DelDOT and FHWA met with representatives of the various resource and regulatory agencies to begin consideration of the effects of the project on the natural and built environment. Three agencies requested to be cooperating agencies: the US Army Corps of Engineers, the US Environmental Protection Agency, and the US Fish and Wildlife Service.

Consideration of the effects on the environment has been accomplished according to guidelines issued by the Council on Environmental Quality and according to the Mid-Atlantic Transportation and Environmental Streamlining (MATE) Process. MATE is a cooperative, coordinated process that brings all of the resource and regulatory agencies together concurrently, ensuring comprehensive consideration of all resources.

Step 1 - Purpose and Need
Prepared by DelDOT and FHWA, the cooperating agencies concurred with the purpose and need for the project in July and August, 2005.

Step 2 - Environmental Inventory and Range of Alternatives
The Environmental Inventory was completed in January 2004. The initial range of alternatives was developed between September 2004 and April 2005 and included Eastern and Western Bypasses, as well as On-alignment Alternatives. The Alternatives were presented to the Georgetown Area Working Group at their September 2004 meeting.

Step 3 - Preliminary Effects and Alternatives Retained for Detailed Study
From July 2003 through June 2006, NEPA related environmental issues were identified, initial impacts assessed, and agency meetings held, Working Group meetings and Public Workshops were held. At the fifth Public Workshop, on June 5, 2006, the Project Team presented their recommendations on which alternatives should be retained for detailed evaluation. Based on public, agency, and Project Team input, it was determined that all of the alternatives presented would meet the Purpose and Need of the project and would avoid or minimize direct impacts to natural and socioeconomic resources. Therefore, they were all retained for detailed evaluation. The agencies concurred with the Alternatives Retained for Detailed Study.

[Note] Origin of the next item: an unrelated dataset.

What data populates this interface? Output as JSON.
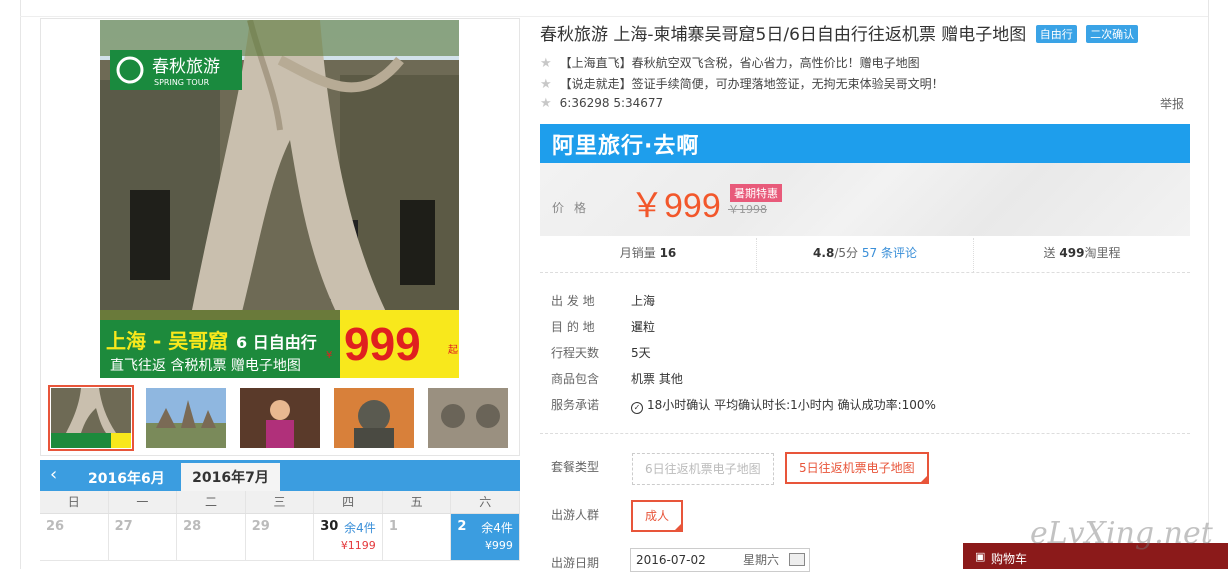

Step 4 - Detailed Evaluation of the Retained Alternatives
Between June 2006 and June 2007, detailed evaluations of the Alternatives Retained for Detailed Study were conducted. A Public Workshop was conducted and meetings were held with the Georgetown Area Working Group and the resource agencies to review this information and to select a recommended preferred alternative. On June 15, 2007, DelDOT Secretary Carolann Wicks presented the Refined On-alignment Alternative as the Recommended Preferred Alternative in the Georgetown Area.

Step 5 - Publication of the Draft Environmental Document
The draft NEPA document, an Environmental Assessment (EA), was published on March 27, 2012. The EA details all of the known environmental resources that may be affected by the retained alternatives as well as preliminary engineering efforts to avoid, minimize, or mitigate those impacts. The document included a Recommended Preferred Alternative, the Refined On-alignment Alternative.

Step 6 - Finding of No Significant Impact
Following the public comment period for the Draft Environmental Assessment, DelDOT, in cooperation with the Federal Highway Administration, will review the comments received, address those comments, and finalize the Environmental Assessment. It will then be forwarded to FHWA for review and the issuance of a Finding of No Significant Impact. Receipt of FHWA's finding will conclude the environmental process.